Mark Freeman, a graduate student in the lab, developed a method for recording the firing rate of about 100 neurons simultanously on a multi-electrode array. "You float the SCN neurons down gently," Herzog says, "and the neurons will attach to the electrodes, creating a clock in a dish that will tick away for weeks or months."
Using these electrode arrays, his lab demonstrated that the neurons in the SCN are synchronized by the exchange of the neuropeptide VIP (vasoactive intestinal polypeptide), which alters the expression of PER to speed up or slow down neurons until they are all in synch.
These synchronized networks are very precise, says Herzog. If you let them free-run in constant darkness they will lose or gain only a few minutes out of the 1,440 minutes in a day. So they're accurate to within 1 or 2 percent.
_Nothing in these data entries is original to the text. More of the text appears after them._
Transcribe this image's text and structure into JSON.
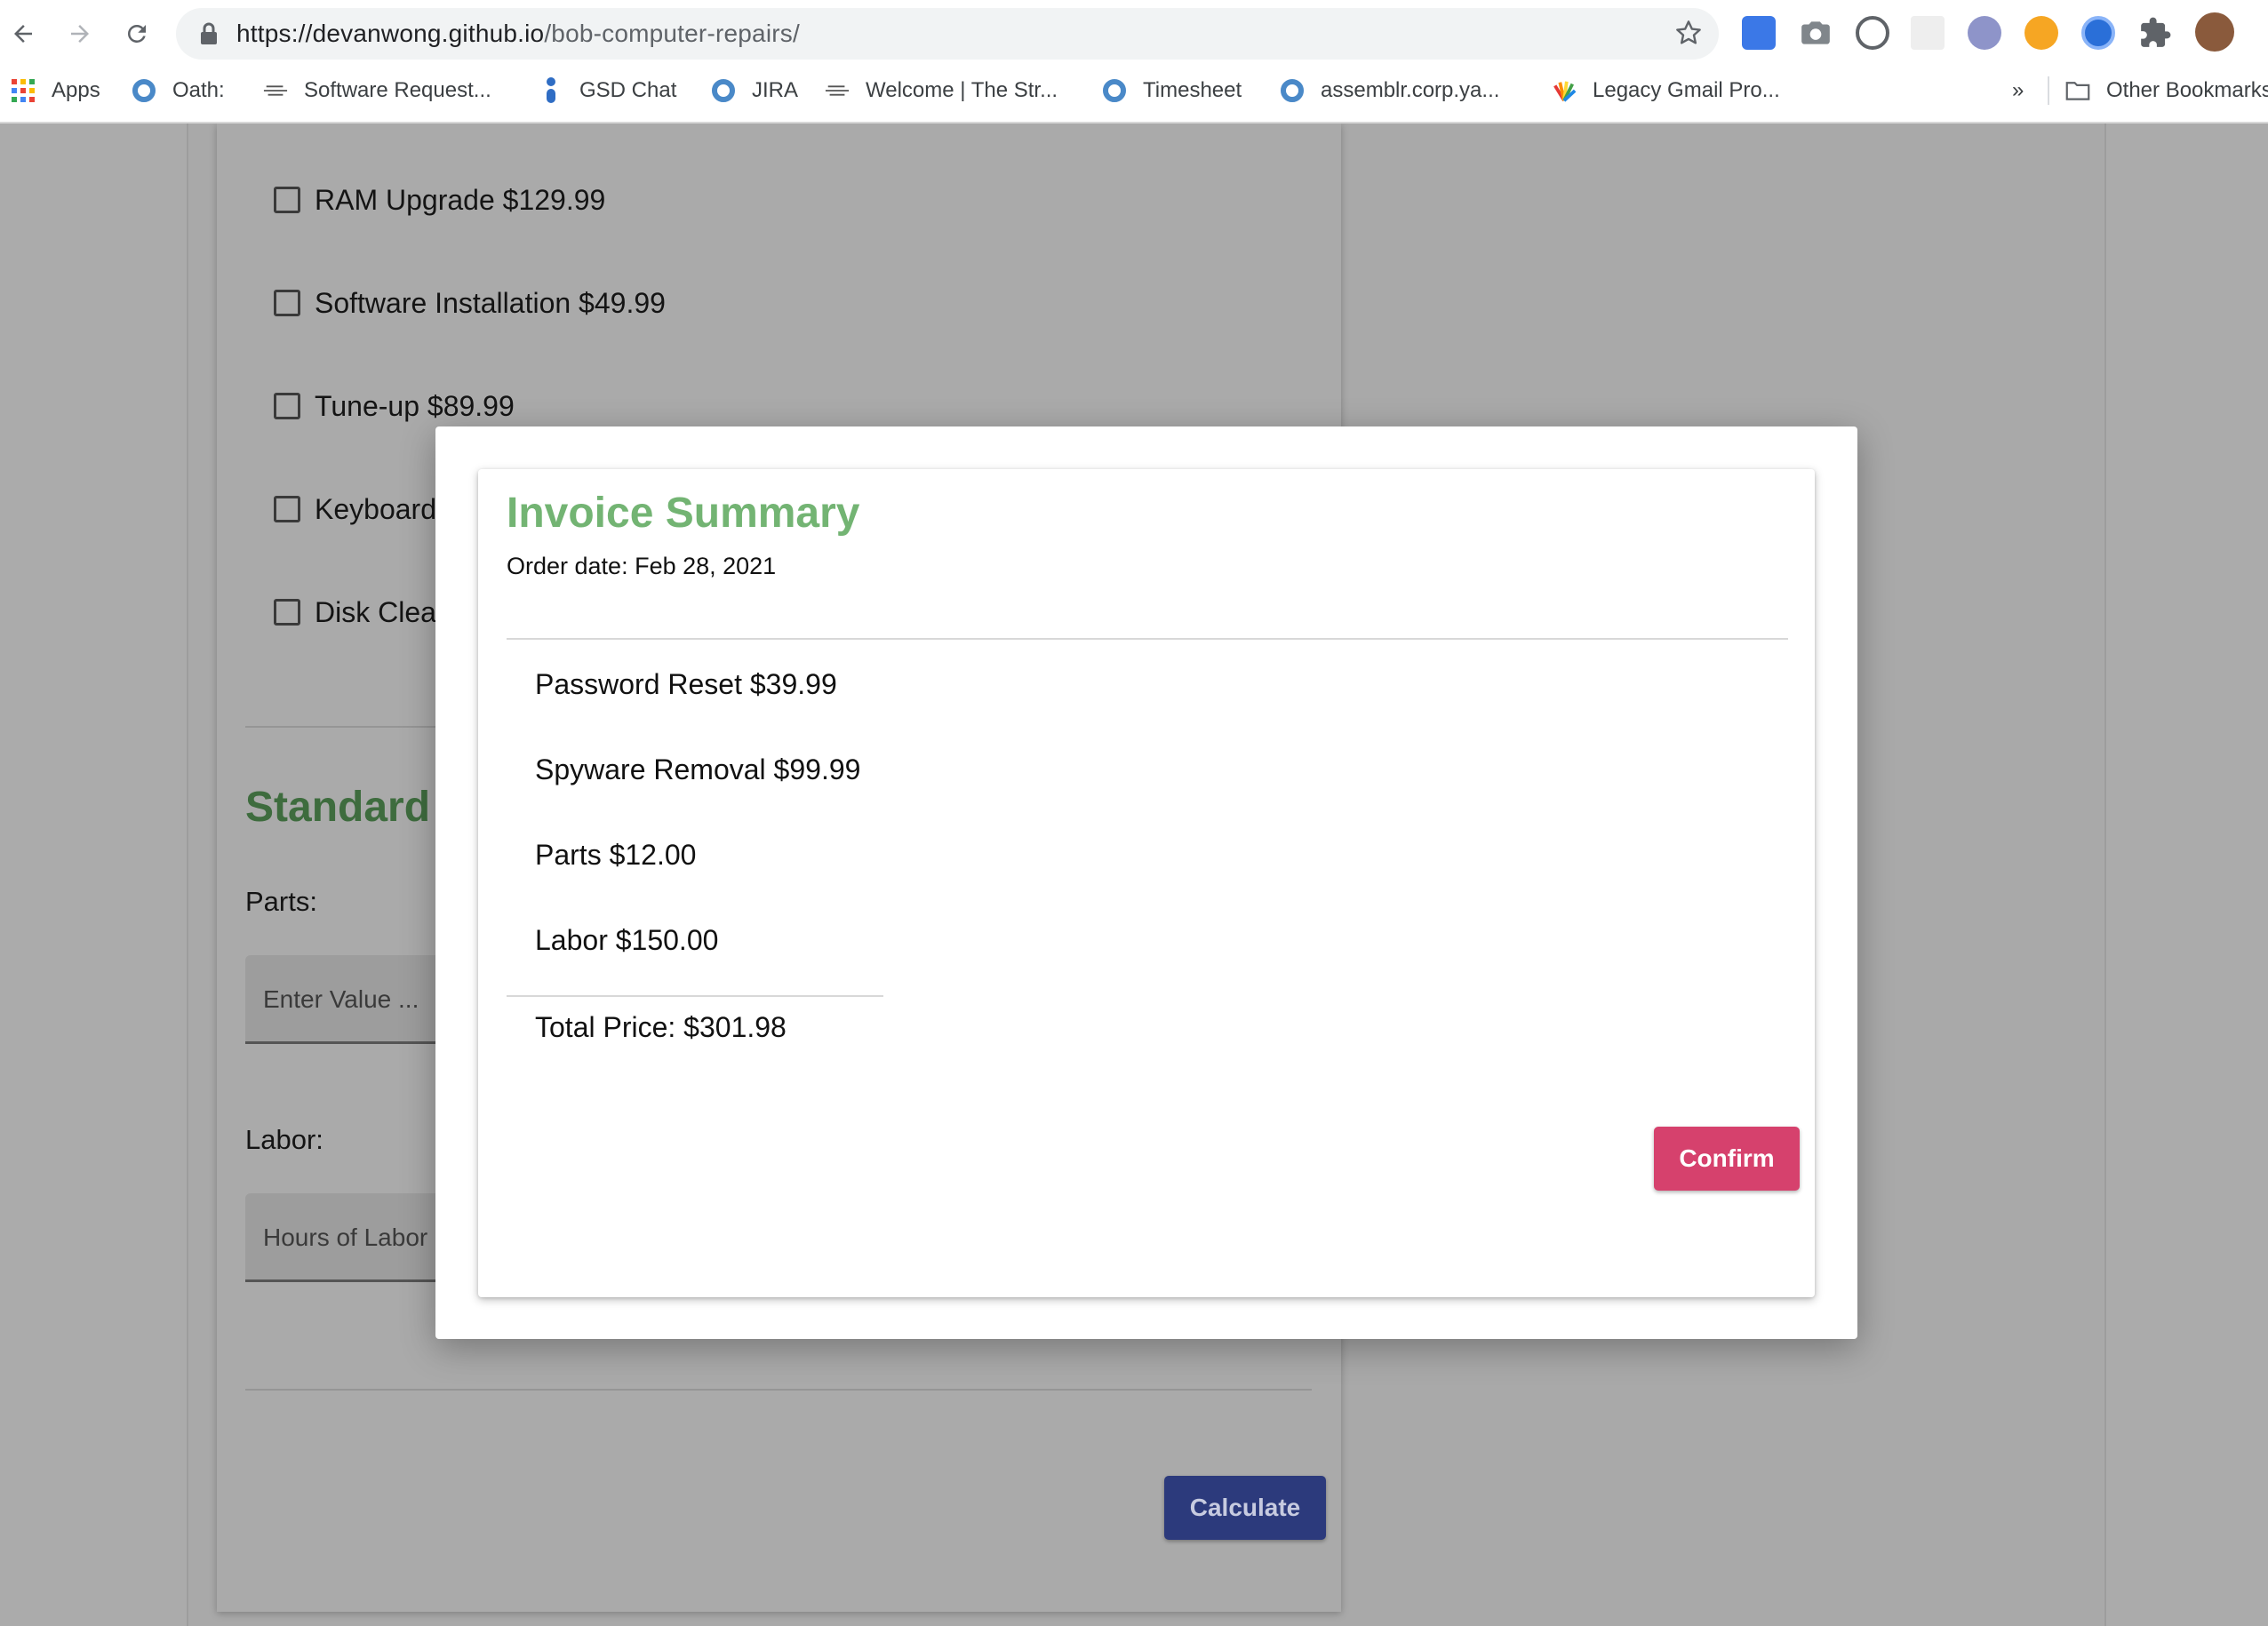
{
  "browser": {
    "url_host": "https://devanwong.github.io",
    "url_path": "/bob-computer-repairs/",
    "bookmarks": [
      {
        "label": "Apps",
        "icon": "apps-grid-icon"
      },
      {
        "label": "Oath:",
        "icon": "ring-icon"
      },
      {
        "label": "Software Request...",
        "icon": "page-icon"
      },
      {
        "label": "GSD Chat",
        "icon": "chat-icon"
      },
      {
        "label": "JIRA",
        "icon": "ring-icon"
      },
      {
        "label": "Welcome | The Str...",
        "icon": "page-icon"
      },
      {
        "label": "Timesheet",
        "icon": "ring-icon"
      },
      {
        "label": "assemblr.corp.ya...",
        "icon": "ring-icon"
      },
      {
        "label": "Legacy Gmail Pro...",
        "icon": "peacock-icon"
      }
    ],
    "more_bookmarks": "»",
    "other_bookmarks": "Other Bookmarks"
  },
  "form": {
    "services": [
      "RAM Upgrade $129.99",
      "Software Installation $49.99",
      "Tune-up $89.99",
      "Keyboard",
      "Disk Clea"
    ],
    "section_heading": "Standard I",
    "parts_label": "Parts:",
    "parts_placeholder": "Enter Value ...",
    "labor_label": "Labor:",
    "labor_placeholder": "Hours of Labor",
    "calculate_button": "Calculate"
  },
  "invoice": {
    "title": "Invoice Summary",
    "order_date": "Order date: Feb 28, 2021",
    "items": [
      "Password Reset $39.99",
      "Spyware Removal $99.99",
      "Parts $12.00",
      "Labor $150.00"
    ],
    "total": "Total Price: $301.98",
    "confirm_button": "Confirm"
  },
  "colors": {
    "invoice_title": "#73b473",
    "confirm": "#d6416d",
    "calculate": "#2c3a7c",
    "section_heading": "#3e6c3e"
  }
}
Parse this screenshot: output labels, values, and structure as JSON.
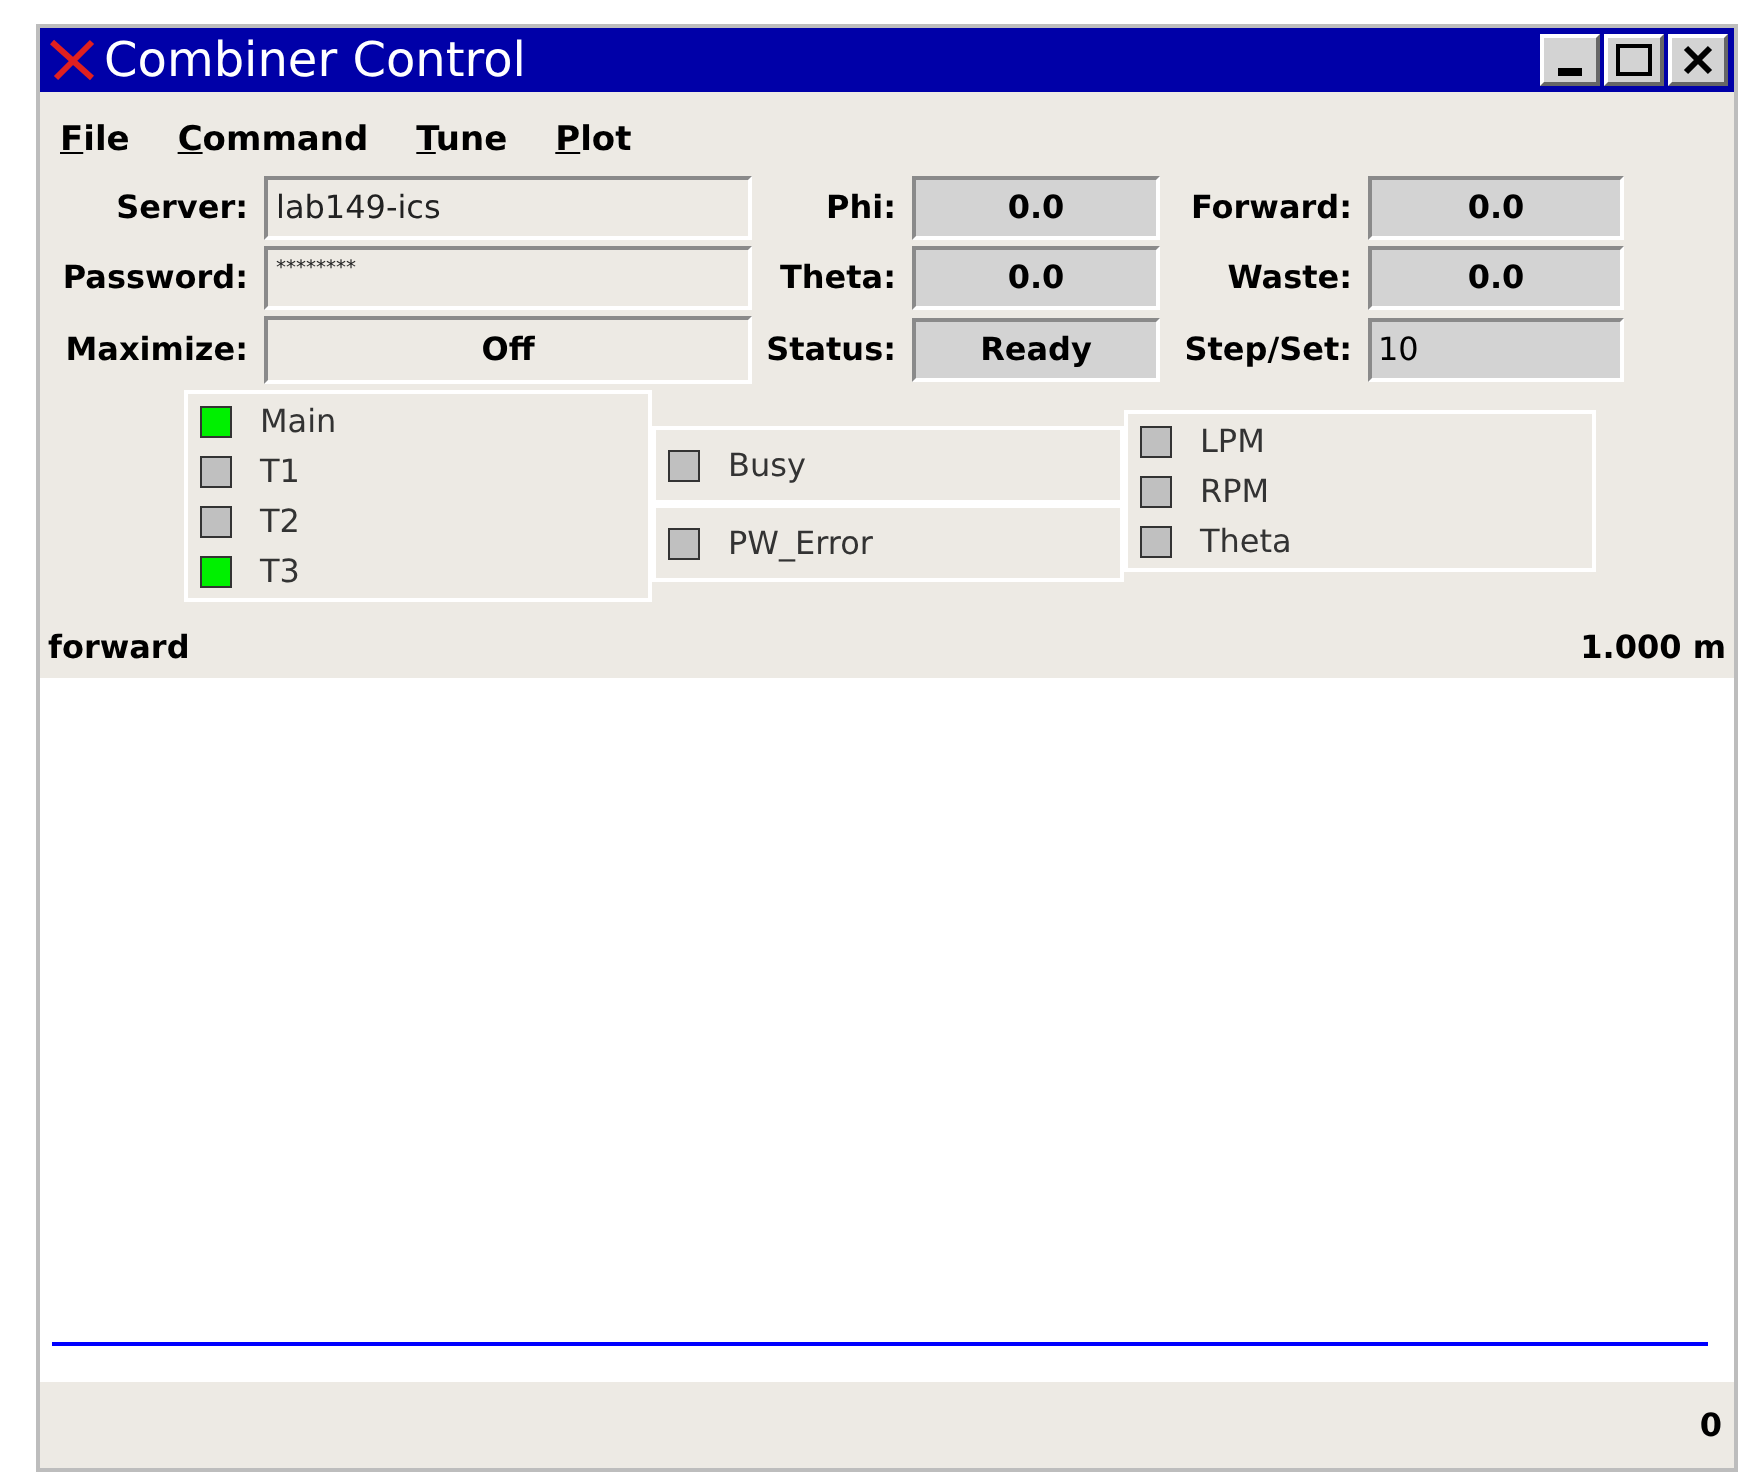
{
  "window": {
    "title": "Combiner Control"
  },
  "menu": [
    {
      "label": "File"
    },
    {
      "label": "Command"
    },
    {
      "label": "Tune"
    },
    {
      "label": "Plot"
    }
  ],
  "form_rows": [
    [
      {
        "label": "Server:",
        "kind": "entry",
        "value": "lab149-ics"
      },
      {
        "label": "Phi:",
        "kind": "readout",
        "value": "0.0"
      },
      {
        "label": "Forward:",
        "kind": "readout",
        "value": "0.0"
      }
    ],
    [
      {
        "label": "Password:",
        "kind": "password",
        "value": "********"
      },
      {
        "label": "Theta:",
        "kind": "readout",
        "value": "0.0"
      },
      {
        "label": "Waste:",
        "kind": "readout",
        "value": "0.0"
      }
    ],
    [
      {
        "label": "Maximize:",
        "kind": "toggle",
        "value": "Off"
      },
      {
        "label": "Status:",
        "kind": "readout",
        "value": "Ready"
      },
      {
        "label": "Step/Set:",
        "kind": "setpoint",
        "value": "10"
      }
    ]
  ],
  "indicator_columns": [
    [
      [
        {
          "label": "Main",
          "on": true
        },
        {
          "label": "T1",
          "on": false
        },
        {
          "label": "T2",
          "on": false
        },
        {
          "label": "T3",
          "on": true
        }
      ]
    ],
    [
      [
        {
          "label": "Busy",
          "on": false
        }
      ],
      [
        {
          "label": "PW_Error",
          "on": false
        }
      ]
    ],
    [
      [
        {
          "label": "LPM",
          "on": false
        },
        {
          "label": "RPM",
          "on": false
        },
        {
          "label": "Theta",
          "on": false
        }
      ]
    ]
  ],
  "plot": {
    "trace_label": "forward",
    "top_scale": "1.000 m",
    "bottom_scale": "0"
  }
}
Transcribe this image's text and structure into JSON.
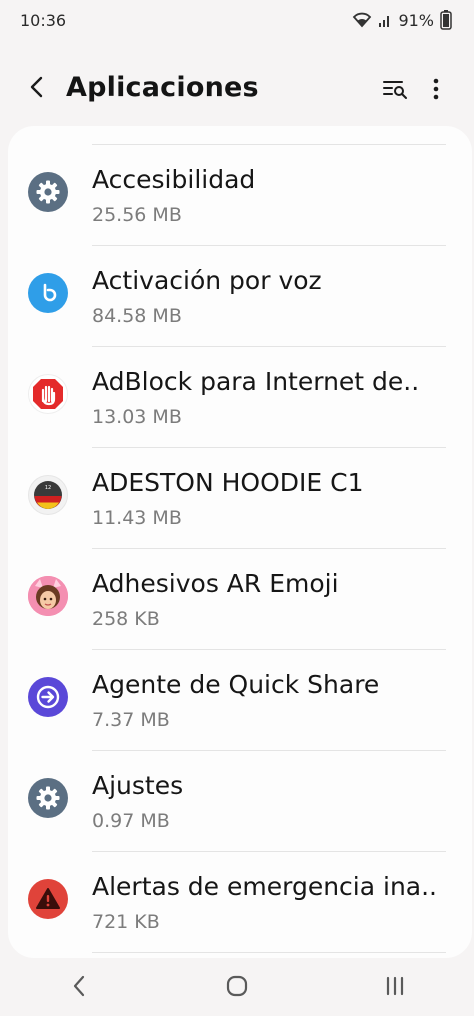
{
  "status_bar": {
    "time": "10:36",
    "battery": "91%",
    "icons": [
      "wifi-icon",
      "signal-icon"
    ]
  },
  "app_bar": {
    "title": "Aplicaciones",
    "icons": [
      "back-icon",
      "filter-search-icon",
      "more-vert-icon"
    ]
  },
  "apps": [
    {
      "name": "Accesibilidad",
      "size": "25.56 MB",
      "icon": "gear-icon",
      "color": "#5b6f83"
    },
    {
      "name": "Activación por voz",
      "size": "84.58 MB",
      "icon": "bixby-icon",
      "color": "#2f9ee8"
    },
    {
      "name": "AdBlock para Internet de..",
      "size": "13.03 MB",
      "icon": "adblock-hand-icon",
      "color": "#e42b2b"
    },
    {
      "name": "ADESTON HOODIE C1",
      "size": "11.43 MB",
      "icon": "watchface-icon",
      "color": "#d02020"
    },
    {
      "name": "Adhesivos AR Emoji",
      "size": "258 KB",
      "icon": "ar-emoji-avatar-icon",
      "color": "#f06a9a"
    },
    {
      "name": "Agente de Quick Share",
      "size": "7.37 MB",
      "icon": "quick-share-icon",
      "color": "#5a48d8"
    },
    {
      "name": "Ajustes",
      "size": "0.97 MB",
      "icon": "gear-icon",
      "color": "#5b6f83"
    },
    {
      "name": "Alertas de emergencia ina..",
      "size": "721 KB",
      "icon": "warning-icon",
      "color": "#e0433a"
    }
  ],
  "nav_bar": {
    "icons": [
      "nav-back-icon",
      "nav-home-icon",
      "nav-recents-icon"
    ]
  }
}
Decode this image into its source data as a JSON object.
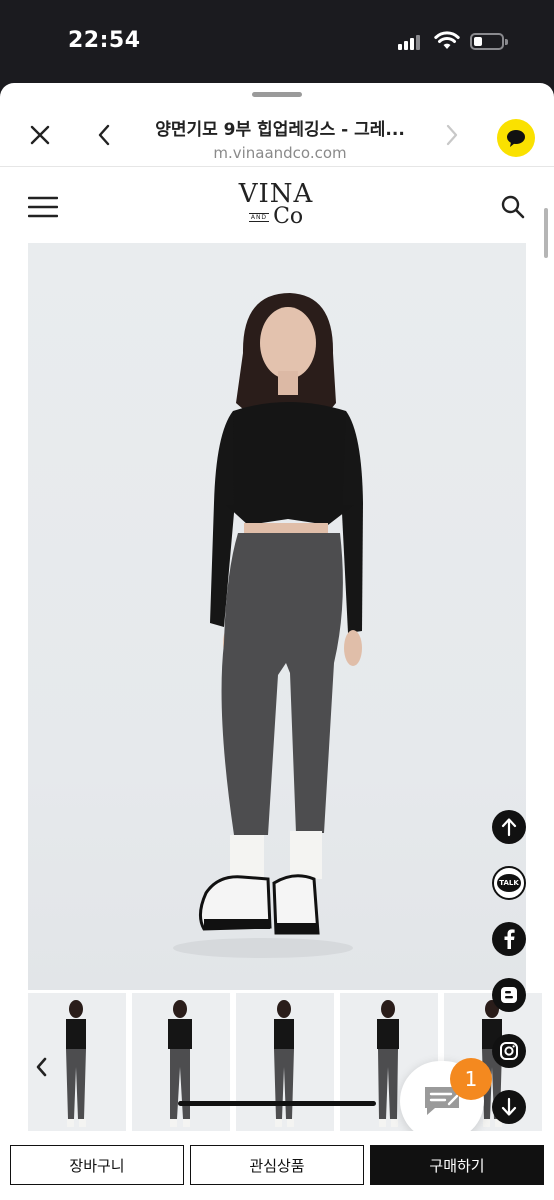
{
  "status_bar": {
    "time": "22:54"
  },
  "browser": {
    "title": "양면기모 9부 힙업레깅스 - 그레...",
    "url": "m.vinaandco.com"
  },
  "site": {
    "logo_top": "VINA",
    "logo_and": "AND",
    "logo_co": "Co"
  },
  "product_images": {
    "main_alt": "model wearing grey leggings",
    "thumbnail_count": 5
  },
  "chat": {
    "badge_count": "1"
  },
  "side_buttons": [
    "scroll-top",
    "kakao-talk",
    "facebook",
    "blogger",
    "instagram",
    "scroll-bottom"
  ],
  "bottom_bar": {
    "cart_label": "장바구니",
    "wishlist_label": "관심상품",
    "buy_label": "구매하기"
  },
  "colors": {
    "kakao": "#fae100",
    "badge": "#f4891f",
    "dark": "#111111"
  }
}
But they're ever so slightly off the 24-hour cycle tied to one turn of the planet on its axis. Over time they would drift far enough off that cycle to be of little use to us, unless they also had some means of synchronizing to local time.
Resetting the cellular clocks
In the article published in Neuron
, Herzog and his colleagues report on a second network in the biological clock.
In this network the connections are made by the neurotransmitter GABA (γ-amino-butyric acid). "We proved we had found a GABAergic network by applying drugs that block GABA receptors on the cells," Herzog says. "All of the connections we had mapped between neurons dropped out."
Remarkably, when the network drops out, the clock becomes more precise. So the GABAergic network destabilizes the clock; it jiggles it a little.
Herzog points out that the GABAergic network, is sparse, weak and fast (much faster than the VIP network, which relies on the slower action of a neuropeptide), as you might expect a jitter-generator to be.
"We think the GABAergic network is there to let our clocks adjust to environmental cues, such as gradual, seasonal changes in sunrise and sunset," says Herzog.
It's a bit like whacking an old television set that has lost vertical synch to get it to resynch with the broadcast signal.
But there isn't enough jitter in the clock to allow it to make abrupt adjustments, such as the one-hour forward jump when Daylight Savings Time starts. That "spring forward" has been statistically shown to increase the likelihood of heart attacks and car accidents, Herzog says.
Some sleep aids, such as benzodiazepines, that activate the GABA receptors may make the circadian clock a little more jittery, helping people adjust to big time jumps, such as flying across time zones. "But we don't yet know whether they can improve jetlag; if they do, we want to know if it is because they help you sleep on the long flight or because they help the biological clock adjust to the new time zone," Herzog cautions.
In any case, it is clear that if people repeatedly force the clock to reset, they throw off more than sleep. The biological clock regulates metabolism and cell division as well as sleep/wake cycles. So shift work, for example, is associated both with metabolic disorders, such as diabetes, and with the unregulated cell division that characterizes cancer.
Fighting our biological clocks does a lot more than make us crabby coffee drinkers.